Right Recruiting has had a lot of fun working with AP&G over the years and we have grown to both know and respect their owners. It’s been an interesting ride for them and for us as well. The journey continues to this day.
When we first started working with AP&G/Catchmaster it was 2009 and they were a growing 40 person CPG firm with manufacturing and headquarters located in Brooklyn. They had just developed and released products under their own brand name and those brands were gaining traction. That created an opportunity and that also created a challenge.
Our first project was a tough one. Find a Plant Manager who could:
1) Improve a small, homegrown manufacturing function of about 20 people
2) Help ownership identify a location for an eventual move to a larger site
3) Manage the transition
4) It would be nice if the person could speak Spanish too
We needed someone with good hands-on skills in production and the ability to manage multi-million dollar projects. Basically, a Production Supervisor who could also design and build a new manufacturing plant. Not many of them floating around Brooklyn.
Candidly, that project was tough, but we successfully identified someone who checked off all of the boxes and got them into a 300,000 square foot plant and headquarters, the same location they are in now. The difference between before (old, dark industrial space in Brooklyn) and now (new, efficient manufacturing and offices that look like Google’s) is stunning. So is the size of the workforce, 180 people and growing. It’s a different company now.

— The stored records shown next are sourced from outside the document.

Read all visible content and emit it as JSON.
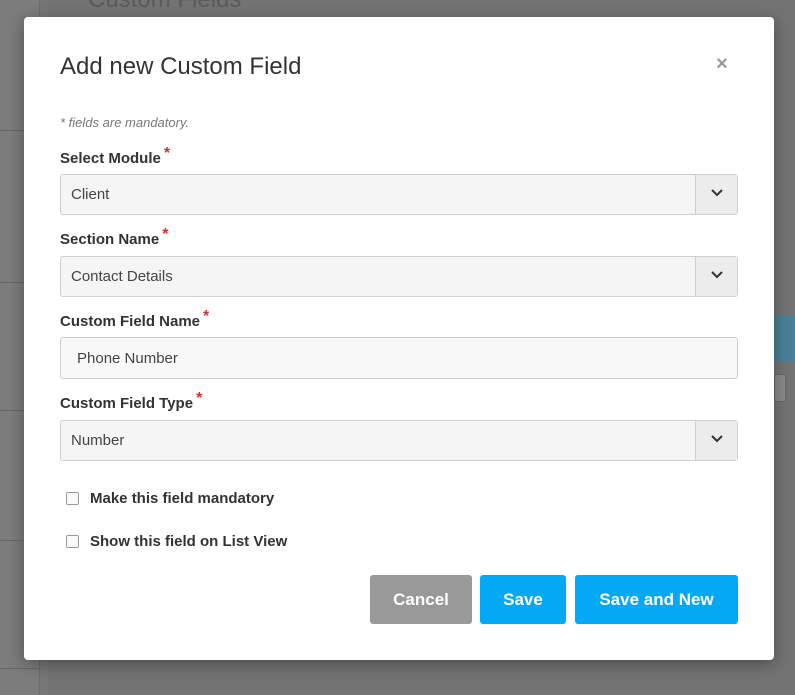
{
  "background": {
    "page_title": "Custom Fields"
  },
  "modal": {
    "title": "Add new Custom Field",
    "close_symbol": "×",
    "mandatory_note": "* fields are mandatory.",
    "required_marker": "*",
    "fields": {
      "module": {
        "label": "Select Module",
        "value": "Client"
      },
      "section": {
        "label": "Section Name",
        "value": "Contact Details"
      },
      "field_name": {
        "label": "Custom Field Name",
        "value": "Phone Number"
      },
      "field_type": {
        "label": "Custom Field Type",
        "value": "Number"
      }
    },
    "checkboxes": {
      "mandatory": {
        "label": "Make this field mandatory",
        "checked": false
      },
      "list_view": {
        "label": "Show this field on List View",
        "checked": false
      }
    },
    "buttons": {
      "cancel": "Cancel",
      "save": "Save",
      "save_new": "Save and New"
    }
  },
  "colors": {
    "primary": "#03a9f4",
    "cancel": "#999999",
    "required": "#d32f2f"
  }
}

Since then, here is what we’ve been able to fill multiple newly created positions:
- The first Director of HR
- The first Director of Marketing
- The first Director of Operations
- Sales Manager
- Multiple professional level roles
We’ve treated each of these roles as if they were the most important job in the world. That’s what we try to do with every client. We’ve found that companies like AP&G, those that meaningfully invest in their employees and who actually care about them on a personal level, are very unique. They invest as much time as we need in discussing the opening and in evaluating candidates. When we are in the middle of a project for them, we usually talk daily to chart progress and avoid problems.
Does that sound normal to you? Honestly, it’s not. If you are reading all of this, my guess is that you also work at a company that is serious about culture and people. In my experience, not every is like that. Many talk the talk but few walk the walk.
We’ve run into situations where we just get an email from a potential client that has a generic, vanilla job description and a two year old salary range. The email asks us to send resumes of people who are “active.” When we try to schedule a phone call to discuss details about the company and job and maybe learn something, crickets.
Sadly, there are still employers who think it’s 2009 and a 9% unemployment rate and that people are lined up to work for them. Don’t be like them.